While Microsoft is preparing to launch Windows Server 2008 I’m left wondering about licensing the new software. Let’s hope that the license management tools are an improvement on those in Windows Server 2003.
Recently I heard about a firm using Windows Server 2003 Terminal Services that had run into a nasty problem. Messages were popping up on their screens warning that the Windows server licenses would expire in 7 days, which was quite a surprise as the firm had purchased and installed all the necessary licenses several years ago.
But if you’re familiar with Windows licenses you’ll know there’s plenty of scope for confusion. For example, each Windows XP and Vista PC needs a Windows Server Client Access License (CAL) in order to use Windows Terminal Services. You’ll probably also know there’s no monitoring or enforcement of these CALs in Windows Server 2003. A supplier recently told me most firms just buy the licenses packs and throw them in a cupboard.

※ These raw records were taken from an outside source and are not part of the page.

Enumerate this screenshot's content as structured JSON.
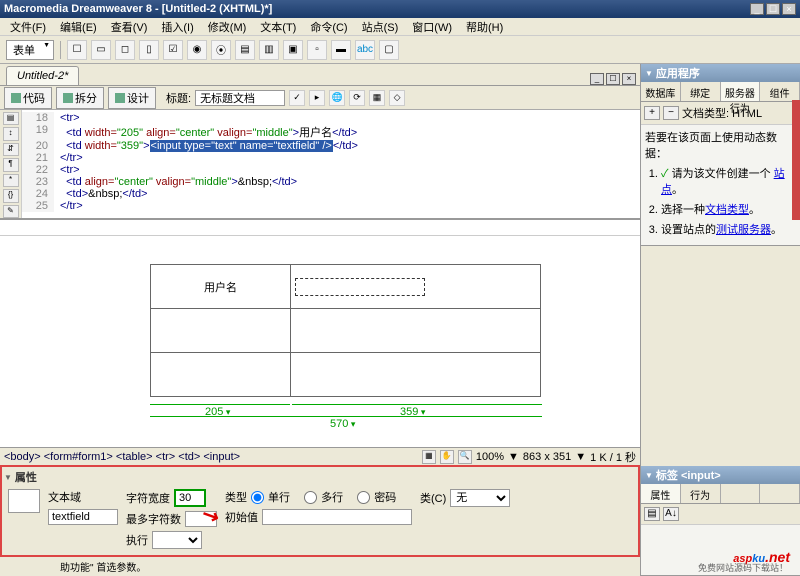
{
  "titlebar": {
    "title": "Macromedia Dreamweaver 8 - [Untitled-2 (XHTML)*]",
    "min": "_",
    "max": "☐",
    "close": "×"
  },
  "menu": {
    "file": "文件(F)",
    "edit": "编辑(E)",
    "view": "查看(V)",
    "insert": "插入(I)",
    "modify": "修改(M)",
    "text": "文本(T)",
    "commands": "命令(C)",
    "site": "站点(S)",
    "window": "窗口(W)",
    "help": "帮助(H)"
  },
  "toolbar1": {
    "dropdown": "表单"
  },
  "doc": {
    "tab": "Untitled-2*",
    "min": "_",
    "max": "☐",
    "close": "×"
  },
  "viewbar": {
    "code": "代码",
    "split": "拆分",
    "design": "设计",
    "title_label": "标题:",
    "title_value": "无标题文档"
  },
  "code": {
    "lines": [
      {
        "n": 18,
        "html": "<span class='tag'>&lt;tr&gt;</span>"
      },
      {
        "n": 19,
        "html": "  <span class='tag'>&lt;td</span> <span class='attr'>width=</span><span class='val'>\"205\"</span> <span class='attr'>align=</span><span class='val'>\"center\"</span> <span class='attr'>valign=</span><span class='val'>\"middle\"</span><span class='tag'>&gt;</span>用户名<span class='tag'>&lt;/td&gt;</span>"
      },
      {
        "n": 20,
        "html": "  <span class='tag'>&lt;td</span> <span class='attr'>width=</span><span class='val'>\"359\"</span><span class='tag'>&gt;</span><span class='sel'>&lt;input type=\"text\" name=\"textfield\" /&gt;</span><span class='tag'>&lt;/td&gt;</span>"
      },
      {
        "n": 21,
        "html": "<span class='tag'>&lt;/tr&gt;</span>"
      },
      {
        "n": 22,
        "html": "<span class='tag'>&lt;tr&gt;</span>"
      },
      {
        "n": 23,
        "html": "  <span class='tag'>&lt;td</span> <span class='attr'>align=</span><span class='val'>\"center\"</span> <span class='attr'>valign=</span><span class='val'>\"middle\"</span><span class='tag'>&gt;</span>&amp;nbsp;<span class='tag'>&lt;/td&gt;</span>"
      },
      {
        "n": 24,
        "html": "  <span class='tag'>&lt;td&gt;</span>&amp;nbsp;<span class='tag'>&lt;/td&gt;</span>"
      },
      {
        "n": 25,
        "html": "<span class='tag'>&lt;/tr&gt;</span>"
      }
    ]
  },
  "design": {
    "cell_label": "用户名",
    "dim1": "205",
    "dim2": "359",
    "dim_total": "570"
  },
  "status": {
    "path": "<body> <form#form1> <table> <tr> <td> <input>",
    "zoom": "100%",
    "dims": "863 x 351",
    "size": "1 K / 1 秒"
  },
  "props": {
    "header": "属性",
    "type_label": "文本域",
    "name_value": "textfield",
    "charwidth_label": "字符宽度",
    "charwidth_value": "30",
    "maxchars_label": "最多字符数",
    "type_group_label": "类型",
    "type_single": "单行",
    "type_multi": "多行",
    "type_pwd": "密码",
    "class_label": "类(C)",
    "class_value": "无",
    "initval_label": "初始值",
    "wrap_label": "执行"
  },
  "right": {
    "app_header": "应用程序",
    "tabs": {
      "db": "数据库",
      "bind": "绑定",
      "server": "服务器行为",
      "comp": "组件"
    },
    "doctype_label": "文档类型: HTML",
    "hint_title": "若要在该页面上使用动态数据：",
    "hint1": "请为该文件创建一个 ",
    "hint1_link": "站点",
    "hint1_suffix": "。",
    "hint2": "选择一种",
    "hint2_link": "文档类型",
    "hint2_suffix": "。",
    "hint3": "设置站点的",
    "hint3_link": "测试服务器",
    "hint3_suffix": "。",
    "tag_header": "标签 <input>",
    "tag_tab1": "属性",
    "tag_tab2": "行为"
  },
  "watermark": {
    "asp": "asp",
    "ku": "ku",
    "dot": ".net",
    "sub": "免费网站源码下载站！"
  },
  "bottom_snippet": "助功能\" 首选参数。"
}
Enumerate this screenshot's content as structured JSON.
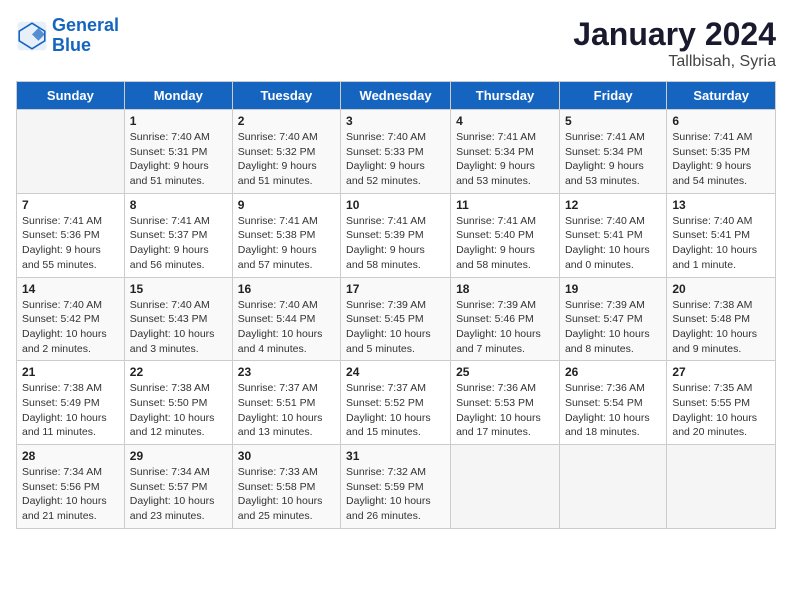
{
  "header": {
    "logo_line1": "General",
    "logo_line2": "Blue",
    "month": "January 2024",
    "location": "Tallbisah, Syria"
  },
  "columns": [
    "Sunday",
    "Monday",
    "Tuesday",
    "Wednesday",
    "Thursday",
    "Friday",
    "Saturday"
  ],
  "weeks": [
    [
      {
        "day": "",
        "info": ""
      },
      {
        "day": "1",
        "info": "Sunrise: 7:40 AM\nSunset: 5:31 PM\nDaylight: 9 hours\nand 51 minutes."
      },
      {
        "day": "2",
        "info": "Sunrise: 7:40 AM\nSunset: 5:32 PM\nDaylight: 9 hours\nand 51 minutes."
      },
      {
        "day": "3",
        "info": "Sunrise: 7:40 AM\nSunset: 5:33 PM\nDaylight: 9 hours\nand 52 minutes."
      },
      {
        "day": "4",
        "info": "Sunrise: 7:41 AM\nSunset: 5:34 PM\nDaylight: 9 hours\nand 53 minutes."
      },
      {
        "day": "5",
        "info": "Sunrise: 7:41 AM\nSunset: 5:34 PM\nDaylight: 9 hours\nand 53 minutes."
      },
      {
        "day": "6",
        "info": "Sunrise: 7:41 AM\nSunset: 5:35 PM\nDaylight: 9 hours\nand 54 minutes."
      }
    ],
    [
      {
        "day": "7",
        "info": "Sunrise: 7:41 AM\nSunset: 5:36 PM\nDaylight: 9 hours\nand 55 minutes."
      },
      {
        "day": "8",
        "info": "Sunrise: 7:41 AM\nSunset: 5:37 PM\nDaylight: 9 hours\nand 56 minutes."
      },
      {
        "day": "9",
        "info": "Sunrise: 7:41 AM\nSunset: 5:38 PM\nDaylight: 9 hours\nand 57 minutes."
      },
      {
        "day": "10",
        "info": "Sunrise: 7:41 AM\nSunset: 5:39 PM\nDaylight: 9 hours\nand 58 minutes."
      },
      {
        "day": "11",
        "info": "Sunrise: 7:41 AM\nSunset: 5:40 PM\nDaylight: 9 hours\nand 58 minutes."
      },
      {
        "day": "12",
        "info": "Sunrise: 7:40 AM\nSunset: 5:41 PM\nDaylight: 10 hours\nand 0 minutes."
      },
      {
        "day": "13",
        "info": "Sunrise: 7:40 AM\nSunset: 5:41 PM\nDaylight: 10 hours\nand 1 minute."
      }
    ],
    [
      {
        "day": "14",
        "info": "Sunrise: 7:40 AM\nSunset: 5:42 PM\nDaylight: 10 hours\nand 2 minutes."
      },
      {
        "day": "15",
        "info": "Sunrise: 7:40 AM\nSunset: 5:43 PM\nDaylight: 10 hours\nand 3 minutes."
      },
      {
        "day": "16",
        "info": "Sunrise: 7:40 AM\nSunset: 5:44 PM\nDaylight: 10 hours\nand 4 minutes."
      },
      {
        "day": "17",
        "info": "Sunrise: 7:39 AM\nSunset: 5:45 PM\nDaylight: 10 hours\nand 5 minutes."
      },
      {
        "day": "18",
        "info": "Sunrise: 7:39 AM\nSunset: 5:46 PM\nDaylight: 10 hours\nand 7 minutes."
      },
      {
        "day": "19",
        "info": "Sunrise: 7:39 AM\nSunset: 5:47 PM\nDaylight: 10 hours\nand 8 minutes."
      },
      {
        "day": "20",
        "info": "Sunrise: 7:38 AM\nSunset: 5:48 PM\nDaylight: 10 hours\nand 9 minutes."
      }
    ],
    [
      {
        "day": "21",
        "info": "Sunrise: 7:38 AM\nSunset: 5:49 PM\nDaylight: 10 hours\nand 11 minutes."
      },
      {
        "day": "22",
        "info": "Sunrise: 7:38 AM\nSunset: 5:50 PM\nDaylight: 10 hours\nand 12 minutes."
      },
      {
        "day": "23",
        "info": "Sunrise: 7:37 AM\nSunset: 5:51 PM\nDaylight: 10 hours\nand 13 minutes."
      },
      {
        "day": "24",
        "info": "Sunrise: 7:37 AM\nSunset: 5:52 PM\nDaylight: 10 hours\nand 15 minutes."
      },
      {
        "day": "25",
        "info": "Sunrise: 7:36 AM\nSunset: 5:53 PM\nDaylight: 10 hours\nand 17 minutes."
      },
      {
        "day": "26",
        "info": "Sunrise: 7:36 AM\nSunset: 5:54 PM\nDaylight: 10 hours\nand 18 minutes."
      },
      {
        "day": "27",
        "info": "Sunrise: 7:35 AM\nSunset: 5:55 PM\nDaylight: 10 hours\nand 20 minutes."
      }
    ],
    [
      {
        "day": "28",
        "info": "Sunrise: 7:34 AM\nSunset: 5:56 PM\nDaylight: 10 hours\nand 21 minutes."
      },
      {
        "day": "29",
        "info": "Sunrise: 7:34 AM\nSunset: 5:57 PM\nDaylight: 10 hours\nand 23 minutes."
      },
      {
        "day": "30",
        "info": "Sunrise: 7:33 AM\nSunset: 5:58 PM\nDaylight: 10 hours\nand 25 minutes."
      },
      {
        "day": "31",
        "info": "Sunrise: 7:32 AM\nSunset: 5:59 PM\nDaylight: 10 hours\nand 26 minutes."
      },
      {
        "day": "",
        "info": ""
      },
      {
        "day": "",
        "info": ""
      },
      {
        "day": "",
        "info": ""
      }
    ]
  ]
}
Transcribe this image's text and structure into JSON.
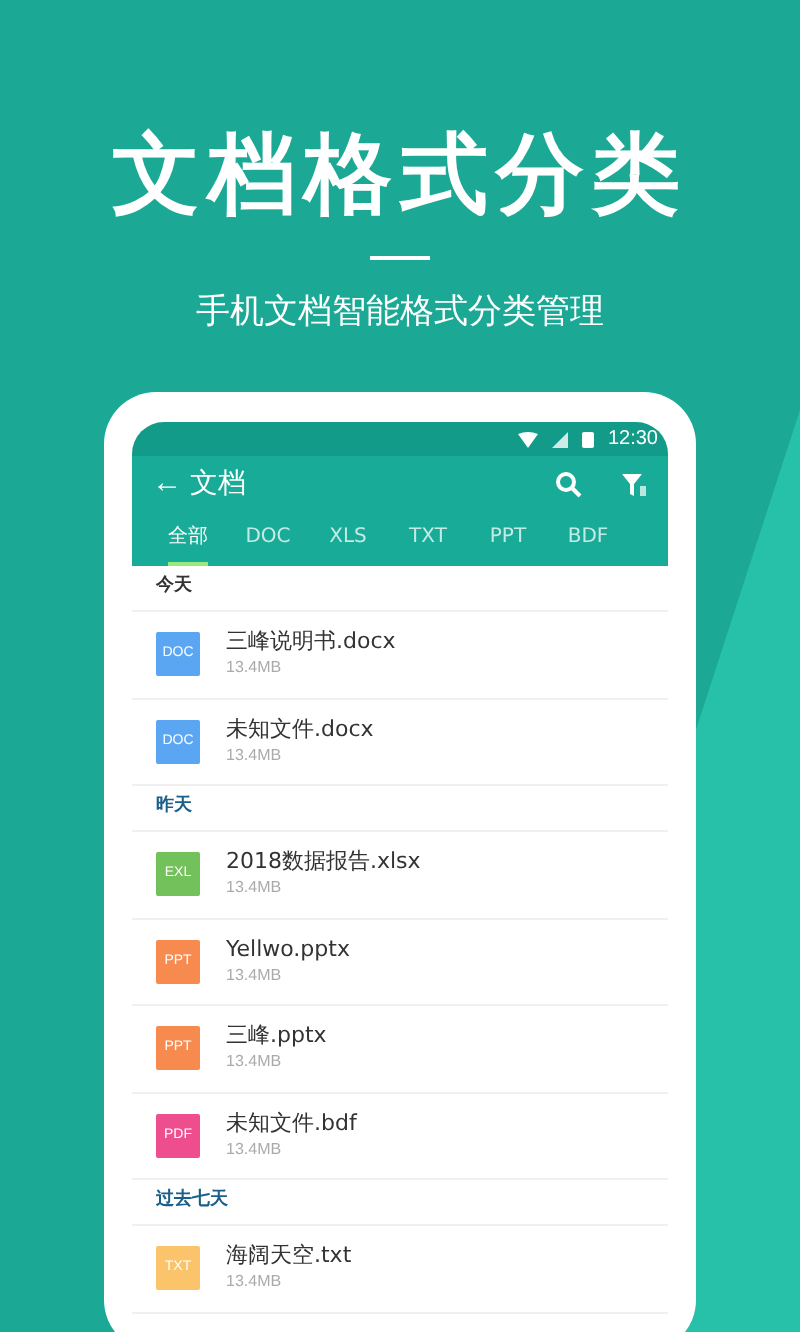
{
  "headline": "文档格式分类",
  "subtitle": "手机文档智能格式分类管理",
  "status_bar": {
    "time": "12:30"
  },
  "app_bar": {
    "back": "←",
    "title": "文档"
  },
  "tabs": [
    {
      "label": "全部",
      "selected": true
    },
    {
      "label": "DOC",
      "selected": false
    },
    {
      "label": "XLS",
      "selected": false
    },
    {
      "label": "TXT",
      "selected": false
    },
    {
      "label": "PPT",
      "selected": false
    },
    {
      "label": "BDF",
      "selected": false
    }
  ],
  "sections": [
    {
      "title": "今天",
      "files": [
        {
          "badge": "DOC",
          "color": "#5aa6f2",
          "name": "三峰说明书.docx",
          "size": "13.4MB"
        },
        {
          "badge": "DOC",
          "color": "#5aa6f2",
          "name": "未知文件.docx",
          "size": "13.4MB"
        }
      ]
    },
    {
      "title": "昨天",
      "files": [
        {
          "badge": "EXL",
          "color": "#72c15a",
          "name": "2018数据报告.xlsx",
          "size": "13.4MB"
        },
        {
          "badge": "PPT",
          "color": "#f68a4f",
          "name": "Yellwo.pptx",
          "size": "13.4MB"
        },
        {
          "badge": "PPT",
          "color": "#f68a4f",
          "name": "三峰.pptx",
          "size": "13.4MB"
        },
        {
          "badge": "PDF",
          "color": "#ee4e8d",
          "name": "未知文件.bdf",
          "size": "13.4MB"
        }
      ]
    },
    {
      "title": "过去七天",
      "files": [
        {
          "badge": "TXT",
          "color": "#fbc46a",
          "name": "海阔天空.txt",
          "size": "13.4MB"
        }
      ]
    }
  ]
}
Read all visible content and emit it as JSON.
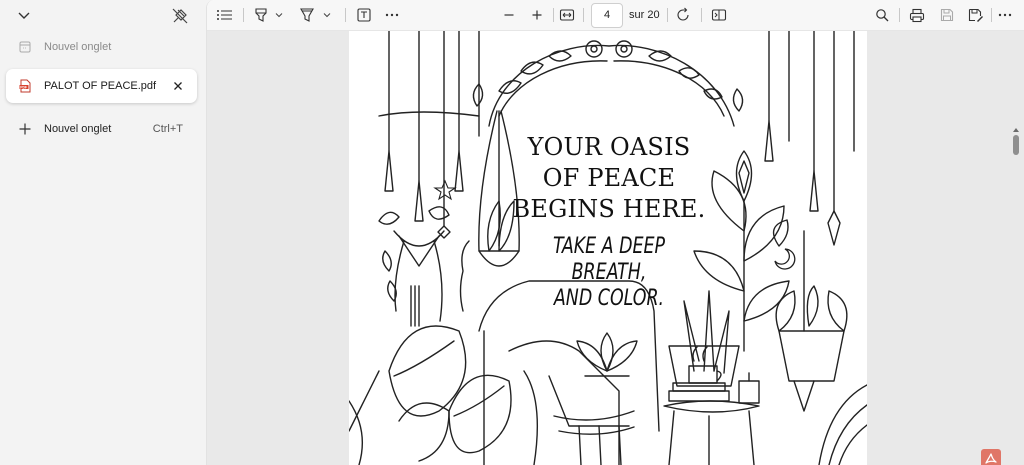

To use Terminal Services you also need Terminal Services Client Access Licenses (TS CALs). Windows issues temporary TS CALs to help with new deployments and the documentation says some of these expire after 90 days and some after 120 days. But in some cases these temporary TS CALs continue to be issued for long past the 120 day period, which can cause further confusion. Finally, individual servers can be configured to operate in one of two modes. “Per device” mode obviously entitles you to connect a certain number of devices to the server, and good for organisations that have several sets of shift workers that share a number of terminals. The complementary “per user” mode was introduced with Windows Server 2003, and is a better fit for firms that have a number of users each with their own computer. You only need one license per person, regardless of how many computers they use to access the system.
Unfortunately the reporting tools don’t seem to have caught up with the requirements. Servers running in “per device” mode can use the Terminal Services Licensing tool to provide a report on how licenses have been allocated. It’s easy to see the system is working properly and easy to see which devices are consuming licenses.
The problem comes when you try to monitor your “per user” license usage. In this case there’s no list reporting on how many “per user” licences have been issued compared to how many you have left. Actually there’s just about no reporting at all except a simple screen to show how many licenses have been installed.
Other problems can crop up because by default Windows 2003 uses “per device” licensing for Terminal Services. Firms that want “per user” licensing must reconfigure their servers to use that mode, and must tick the appropriate option when they install their license packs. Leave one box unchecked and the server could issue licenses from its temporary pool rather than from the permanent pool of TS CALs. The license reporting tools in Windows Server 2003 make it virtually impossible to see if things are actually working correctly. The first you might know about a problem is when warning messages start appearing on people’s screens.